My own feeling about these docs is that they’re way too scattered. We’ve probably said everything multiple times in various places but it’s hard to consolidate. At the same time, there’s only so much room at the top of our doc and other web pages. Any organizational hints as to how to fix these problems would be appreciated!
Nope. Not even close on either count. We have programmers who’ve only ever touched R. The matrix functions introduce tricky memory management issues for the operands.
If you really want to procrastinate, work on the web site! It’s just another GitHub repo.
The Wiki’s super easy to edit. The problem we run into is where to put all these things. We should at least have this one in the top-level directory.
These aren’t technically asserts.
assert() is something built into C/C++ that we don’t use. We (try to) throw exceptions with meaningful messages that get reported back to the user.
This gets particularly tricky to doc as the same thing goes for just about every source code file. Partly you just have to look at other files like the ones you’re using. Or we could write up some doc on all the tests. One thing that needs to be done is generalizing all the tests to vectors and matrices—the coverage is currently spotty.
The doxygen doc is written for users of the function, not coders. We explicitly don’t want the doxygen doc to contain implementation details (except about high-level algorithmic issues that users need to know).
Yes, it’s a macro. It’s from
googletest: https://github.com/google/googletest They have lots of doc on how it all works. It’s a pretty extensive package and we use a lot of it and we’re not going to just doc it all again.

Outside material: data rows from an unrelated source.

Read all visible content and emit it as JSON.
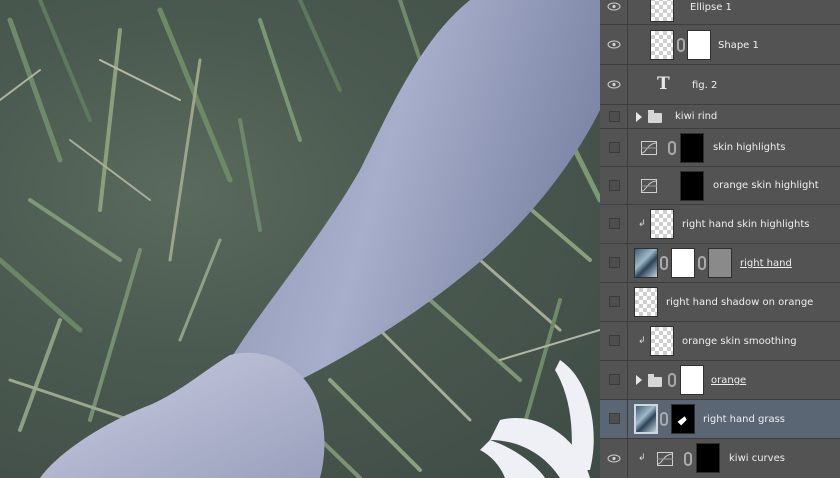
{
  "layers": [
    {
      "name": "Ellipse 1",
      "visible": true
    },
    {
      "name": "Shape 1",
      "visible": true
    },
    {
      "name": "fig. 2",
      "visible": true
    },
    {
      "name": "kiwi rind",
      "visible": false
    },
    {
      "name": "skin highlights",
      "visible": false
    },
    {
      "name": "orange skin highlight",
      "visible": false
    },
    {
      "name": "right hand skin highlights",
      "visible": false
    },
    {
      "name": "right hand",
      "visible": false
    },
    {
      "name": "right hand shadow on orange",
      "visible": false
    },
    {
      "name": "orange skin smoothing",
      "visible": false
    },
    {
      "name": "orange",
      "visible": false
    },
    {
      "name": "right hand grass",
      "visible": false,
      "selected": true
    },
    {
      "name": "kiwi curves",
      "visible": true
    }
  ],
  "icons": {
    "eye": "eye-icon",
    "link": "chain-link-icon",
    "adjustment": "curves-adjustment-icon",
    "clipping": "clipping-mask-arrow-icon",
    "folder": "folder-icon",
    "expand": "expand-triangle-icon",
    "text": "text-layer-icon"
  },
  "colors": {
    "panel_bg": "#535353",
    "selected_row": "#5b6675",
    "text": "#efefef"
  }
}
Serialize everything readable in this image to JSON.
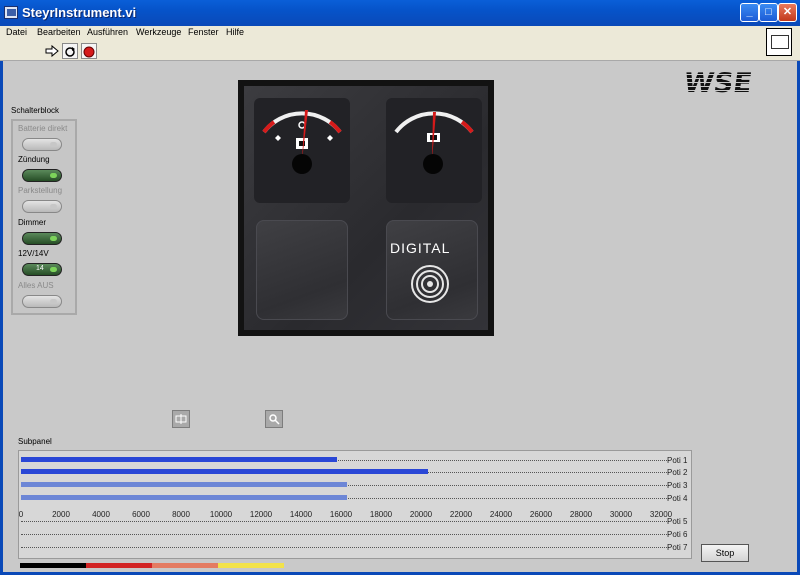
{
  "window": {
    "title": "SteyrInstrument.vi",
    "min": "_",
    "max": "□",
    "close": "✕"
  },
  "menu": [
    "Datei",
    "Bearbeiten",
    "Ausführen",
    "Werkzeuge",
    "Fenster",
    "Hilfe"
  ],
  "toolbar": {
    "icons": [
      "run-arrow-icon",
      "run-continuous-icon",
      "abort-icon"
    ]
  },
  "logo": {
    "text": "WSE"
  },
  "schalterblock": {
    "title": "Schalterblock",
    "switches": [
      {
        "label": "Batterie direkt",
        "state": "off",
        "enabled": false
      },
      {
        "label": "Zündung",
        "state": "on",
        "enabled": true
      },
      {
        "label": "Parkstellung",
        "state": "off",
        "enabled": false
      },
      {
        "label": "Dimmer",
        "state": "on",
        "enabled": true
      },
      {
        "label": "12V/14V",
        "state": "on",
        "enabled": true,
        "text": "14"
      },
      {
        "label": "Alles AUS",
        "state": "off",
        "enabled": false
      }
    ]
  },
  "instrument": {
    "brand": "DIGITAL"
  },
  "subpanel": {
    "title": "Subpanel",
    "potis": [
      {
        "label": "Poti 1",
        "value": 15600,
        "color": "#2a47d6"
      },
      {
        "label": "Poti 2",
        "value": 20100,
        "color": "#2a47d6"
      },
      {
        "label": "Poti 3",
        "value": 16100,
        "color": "#6c86d6"
      },
      {
        "label": "Poti 4",
        "value": 16100,
        "color": "#6c86d6"
      },
      {
        "label": "Poti 5",
        "value": 0,
        "color": "#2a47d6"
      },
      {
        "label": "Poti 6",
        "value": 0,
        "color": "#2a47d6"
      },
      {
        "label": "Poti 7",
        "value": 0,
        "color": "#2a47d6"
      }
    ],
    "scale": {
      "min": 0,
      "max": 32000,
      "ticks": [
        "0",
        "2000",
        "4000",
        "6000",
        "8000",
        "10000",
        "12000",
        "14000",
        "16000",
        "18000",
        "20000",
        "22000",
        "24000",
        "26000",
        "28000",
        "30000",
        "32000"
      ]
    }
  },
  "stop": {
    "label": "Stop"
  },
  "colorbar": [
    "#000000",
    "#d22424",
    "#e47c62",
    "#f2e24a"
  ]
}
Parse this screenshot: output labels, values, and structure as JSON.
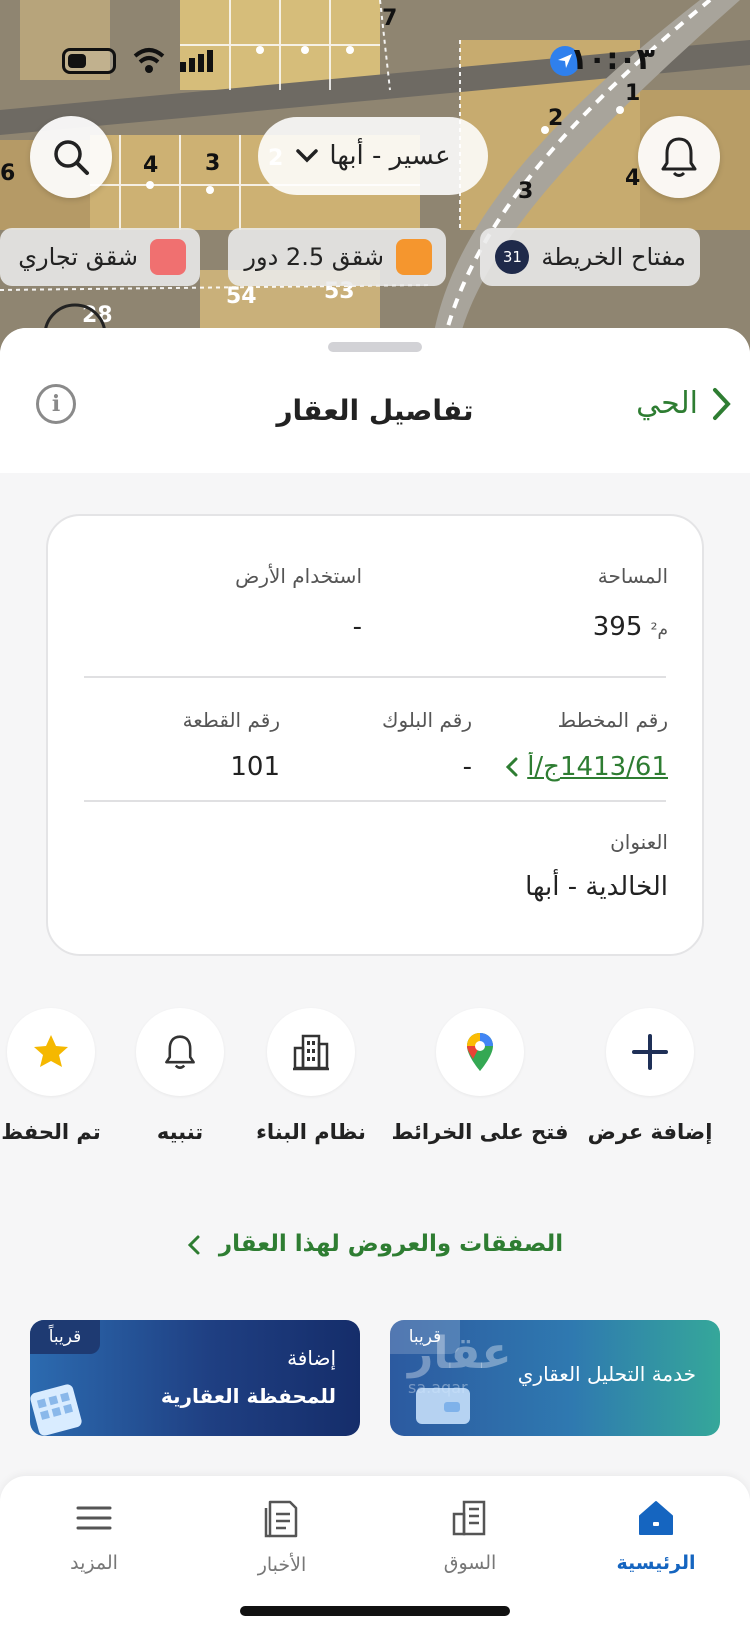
{
  "status_bar": {
    "time": "١٠:٠٣"
  },
  "map": {
    "region_selector": "عسير - أبها",
    "legend": [
      {
        "label": "مفتاح الخريطة",
        "badge": "31"
      },
      {
        "label": "شقق 2.5 دور",
        "color": "#f5962e"
      },
      {
        "label": "شقق تجاري",
        "color": "#f07070"
      }
    ],
    "parcel_numbers": [
      "1",
      "2",
      "3",
      "4",
      "4",
      "3",
      "2",
      "6",
      "54",
      "53",
      "28",
      "7"
    ]
  },
  "sheet": {
    "title": "تفاصيل العقار",
    "back_label": "الحي"
  },
  "details": {
    "area_label": "المساحة",
    "area_value": "395",
    "area_unit": "م²",
    "land_use_label": "استخدام الأرض",
    "land_use_value": "-",
    "plan_number_label": "رقم المخطط",
    "plan_number_value": "1413/61ج/أ",
    "block_number_label": "رقم البلوك",
    "block_number_value": "-",
    "parcel_number_label": "رقم القطعة",
    "parcel_number_value": "101",
    "address_label": "العنوان",
    "address_value": "الخالدية - أبها"
  },
  "actions": [
    {
      "label": "إضافة عرض",
      "icon": "plus-icon"
    },
    {
      "label": "فتح على الخرائط",
      "icon": "map-pin-icon"
    },
    {
      "label": "نظام البناء",
      "icon": "building-icon"
    },
    {
      "label": "تنبيه",
      "icon": "bell-icon"
    },
    {
      "label": "تم الحفظ",
      "icon": "star-icon"
    }
  ],
  "deals_link": "الصفقات والعروض لهذا العقار",
  "promos": [
    {
      "title": "خدمة التحليل العقاري",
      "tag": "قريبا",
      "watermark": "عقار",
      "watermark_sub": "sa.aqar"
    },
    {
      "title_line1": "إضافة",
      "title_line2": "للمحفظة العقارية",
      "tag": "قريباً"
    }
  ],
  "tabbar": [
    {
      "label": "الرئيسية",
      "icon": "home-icon",
      "active": true
    },
    {
      "label": "السوق",
      "icon": "market-icon",
      "active": false
    },
    {
      "label": "الأخبار",
      "icon": "news-icon",
      "active": false
    },
    {
      "label": "المزيد",
      "icon": "menu-icon",
      "active": false
    }
  ],
  "colors": {
    "accent_green": "#2e7d32",
    "active_blue": "#1565c0",
    "legend_orange": "#f5962e",
    "legend_red": "#f07070"
  }
}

But feel free to include a link from one or more places you think would be helpful.
Just add these things where you think they should go. It’s a wiki.

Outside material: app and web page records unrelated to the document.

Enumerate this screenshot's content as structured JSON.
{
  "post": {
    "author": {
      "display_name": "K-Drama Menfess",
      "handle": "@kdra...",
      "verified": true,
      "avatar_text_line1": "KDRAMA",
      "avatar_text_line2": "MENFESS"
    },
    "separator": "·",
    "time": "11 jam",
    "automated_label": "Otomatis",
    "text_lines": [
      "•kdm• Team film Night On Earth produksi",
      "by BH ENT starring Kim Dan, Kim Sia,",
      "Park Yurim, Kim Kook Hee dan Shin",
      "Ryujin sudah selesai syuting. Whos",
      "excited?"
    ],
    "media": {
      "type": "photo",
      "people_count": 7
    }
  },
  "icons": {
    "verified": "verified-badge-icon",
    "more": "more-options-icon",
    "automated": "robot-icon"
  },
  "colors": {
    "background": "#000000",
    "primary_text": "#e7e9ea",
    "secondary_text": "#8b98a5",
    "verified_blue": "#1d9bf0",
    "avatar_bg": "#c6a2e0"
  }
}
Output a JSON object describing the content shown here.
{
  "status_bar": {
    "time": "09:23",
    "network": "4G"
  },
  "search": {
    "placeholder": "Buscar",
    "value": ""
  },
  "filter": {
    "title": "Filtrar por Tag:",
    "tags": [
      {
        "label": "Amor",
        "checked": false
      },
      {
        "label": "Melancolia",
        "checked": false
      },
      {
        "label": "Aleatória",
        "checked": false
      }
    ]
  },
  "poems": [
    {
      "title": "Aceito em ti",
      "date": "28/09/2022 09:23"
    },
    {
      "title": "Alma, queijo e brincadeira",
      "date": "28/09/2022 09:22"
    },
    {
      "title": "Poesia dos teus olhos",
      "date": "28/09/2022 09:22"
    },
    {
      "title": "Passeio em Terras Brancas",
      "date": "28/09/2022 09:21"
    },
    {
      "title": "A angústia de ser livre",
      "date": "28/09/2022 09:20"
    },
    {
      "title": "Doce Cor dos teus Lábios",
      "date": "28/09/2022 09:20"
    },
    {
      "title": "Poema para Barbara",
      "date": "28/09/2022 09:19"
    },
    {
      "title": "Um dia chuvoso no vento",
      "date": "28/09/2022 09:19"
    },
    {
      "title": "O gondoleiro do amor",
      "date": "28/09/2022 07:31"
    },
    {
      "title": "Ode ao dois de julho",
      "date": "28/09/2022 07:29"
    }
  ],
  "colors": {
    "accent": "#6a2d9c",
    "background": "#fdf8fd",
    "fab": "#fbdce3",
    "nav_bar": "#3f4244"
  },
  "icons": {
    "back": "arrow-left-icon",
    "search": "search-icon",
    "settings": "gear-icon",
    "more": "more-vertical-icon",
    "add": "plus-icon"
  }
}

Not sure what you mean here. Did you want a pointer to Giles’s papers on matrix autodiff?
Definitely something we should add. I thought the arXiv paper covered that, but maybe not. The no_chain stack is just a stack of variables whose
chain() methods are not called during autodiff. So you can build up variables to hold results and instead of calling their

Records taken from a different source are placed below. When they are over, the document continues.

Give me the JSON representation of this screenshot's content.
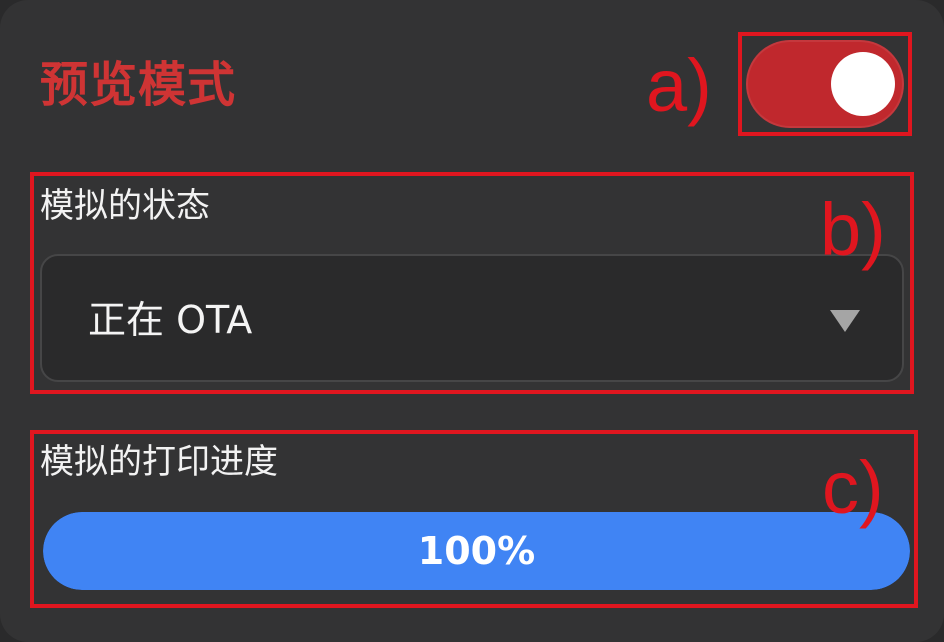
{
  "preview_mode": {
    "title": "预览模式",
    "toggle_on": true
  },
  "simulated_status": {
    "label": "模拟的状态",
    "selected_value": "正在 OTA"
  },
  "simulated_progress": {
    "label": "模拟的打印进度",
    "value": 1.0,
    "display": "100%"
  },
  "annotations": {
    "a": "a)",
    "b": "b)",
    "c": "c)"
  },
  "colors": {
    "accent_red": "#cf3434",
    "annotation_red": "#e0161f",
    "toggle_on": "#c0282d",
    "progress_blue": "#4084f4",
    "panel_bg": "#333334"
  },
  "icons": {
    "select_caret": "caret-down-icon"
  }
}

chain() method, do the work in another
vari's chain method. The reason this is so useful is that it converts a ton of virtual function calls through the autodiff stack (basically interpreted code) into a single function (essentially compiled code).